"In places in India, Pakistan, Bangladesh, possibly Russia, Southeast Asia, central South America, we are at the end game. There's nothing left. And unfortunately there is nothing in the pipeline either."
Resistance to drugs emerges through changes in the bacterium's genetic code—altering the target on its surface to which antibiotics would normally bind, making the germ impenetrable or allowing it to destroy or "spit out" the antibiotic.
These super-germs triumph through Darwinian pressure, helped by humans.
The wrong antibiotics, taken for too short a period, in too low a dose or stopped to early, will fail to kill the altered microbes.
Instead, the drugs will indiscriminately damage other bacteria and give the resistant strain a competitive advantage—allowing it to dominate and spread.
At the base of the problem is doctors prescribing antibiotics wrongly or unnecessarily, and the ease with which medicines can be obtained without a script in some parts of the world, including Asia and Africa.
As much as 70 percent of antibiotics are given for viral infections, against which they are wholly ineffective, the experts say.
Then there is the problem of farmers in countries like the United States adding antibiotics to animal feed to help herds grow faster.
Compounding all of this is the rise in global travel—a boon for bacterial spread, and a sharp drop in antibiotics development blamed on a lack of financial incentives for the pharmaceutical industry.
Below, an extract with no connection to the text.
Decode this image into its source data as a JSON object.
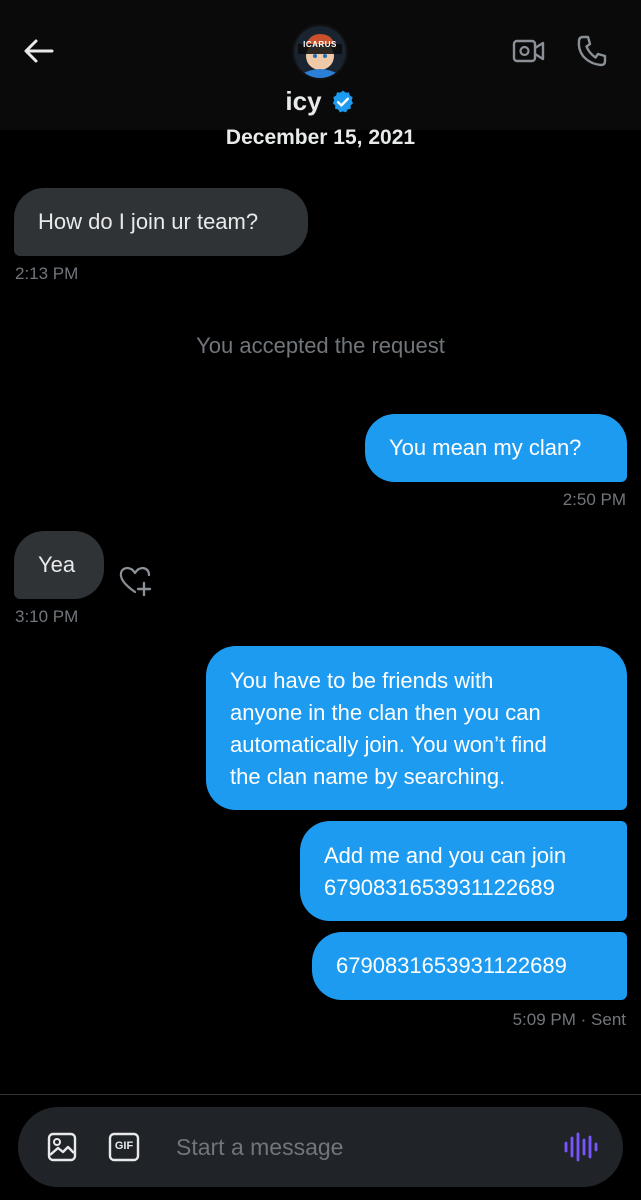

A return to the pre-antibiotic era?
The World Health Organisation (WHO) says drug resistance "threatens a return to the pre-antibiotic era".
"Many infectious diseases risk becoming untreatable or uncontrollable," it states in a factsheet on antimicrobial resistance.
A case in point: some 450 000 people developed multi-drug resistant (MDR) TB in 2012 and 170,000 died from it. MDR TB does not respond to the most potent TB drugs—isoniazid and rifampin.
Nearly 10 percent of MDR cases are thought to be of the even deadlier XDR (extensively drug resistant) variety which does not respond to a yet wider range of drugs.
Like other drug-resistant microbes, MDR and XDR TB can be transferred directly between people—you can get it even if you have never taken antibiotics in your life.
"Antibiotic resistance is an emerging disease and a societal problem. The use you can make of an antibiotic depends on the use made by others," said Courvalin.
Another worry for health planners today is the spread of a multi-drug resistant strain of the bacterium Klebsiella pneumoniae—a common cause of infections of the urinary tract, respiratory tract and bloodstream, and a frequent source of hospital outbreaks.
In some parts of the world, only the carbapenem antibiotics class remains effective, but now signs are emerging of resistance even to this last line of defence.
Antibiotics are thought to have saved hundreds of millions of lives since Alexander Fleming first discovered penicillin in 1928.
But even Fleming's own warnings of impending drug resistance went unheeded, and now scientists say people may start dying from infections like meningitis and septicaemia that are eminently curable today.
"If we keep going like this, the vast majority of human bacterial pathogens will be multi-resistant to antibiotics," said Courvalin.
The answer? Prudent drug use—better and faster diagnosis to determine whether an infection is viral or bacterial and whether it is even susceptible to treatment.
Farmers must stop feeding antibiotics to their livestock, and hospital and individuals improve their hygiene to prevent bacterial spread.
Yet few experts believe the damage can be undone.
"The bugs have become very sophisticated, they've become very complex," said Walsh.
"You can decrease resistance or reduce it, but never completely reverse it."